I’ve spotted a few fantastic reads during WHAW this year. First up, Ken Harvey has written a piece on The Drum titled “Homeopathy – We Can’t Have it Both Ways“, in which he discusses the fact that, while the NHMRC paper condemns homeopathy, other authorities still give it legitimacy, by accrediting the study of homeopathy, including it in health insurance plans and allowing it to be sold in pharmacies.

From the Good Thinking Society, here is a wonderful page on Homeopathy Awareness Week, with a list of twelve quick facts on homeopathy. The project director, Michael Marshall, explains the importance of the site and of awareness of homeopathy in his Guardian piece, “Homeopathy Awareness Can Make The World A Happier and Healthier Place“.

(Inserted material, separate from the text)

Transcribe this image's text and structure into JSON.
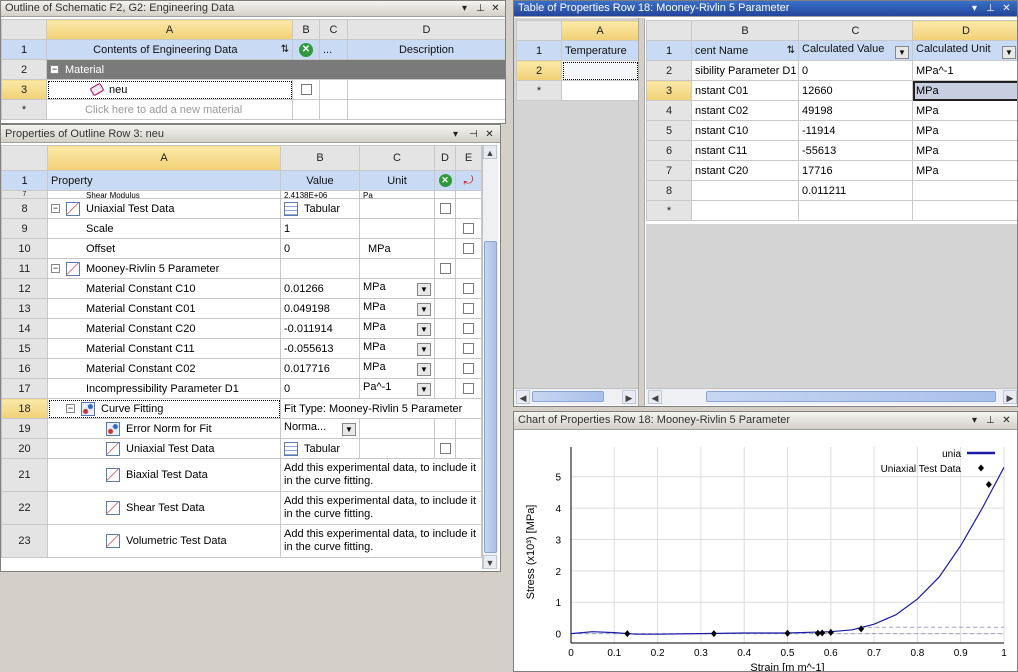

This week’s episode of The Skeptic Zone Podcast (permalink) has more information on homeopathy than molecules of active ingredients in a homeopathic dilution, and includes my first attempt at a podcast report (replete with awful jokes, such as the one I’ve just made), in which I cover a minor skeptical activism success on the Better Health Channel’s promotion of WHAW. After an impromptu letter writing and social media campaign last week, and in light of the NHMRC draft report on homeopathy, the Better Health Channel made the commendable decision to remove WHAW from their events calendar. If you’re not already a regular Skeptic Zone listener, I encourage you to give it a go this week – despite my cheesy lines, the show is great.

Speaking of humour, I’d like to provide two more links on which to end this post. They’re not to be taken seriously, but sometimes laughter is… the best medicine. (Sorry – I’ll see myself out).

How Does Homeopathy Work? (from the 10:23 Campaign)

List of scientifically controlled double blind studies which have conclusively demonstrated the efficacy of homeopathy (from RationalWiki)

10:23 Campaign Against Homeopathy – Antarctic 2011 (a short video via The Skeptic Zone, in which Dr Paul Willis puts himself on the line and takes a homeopathic overdose!)

2009-11-02-homeoComic by Luke Surl, shared under Creative Commons Licence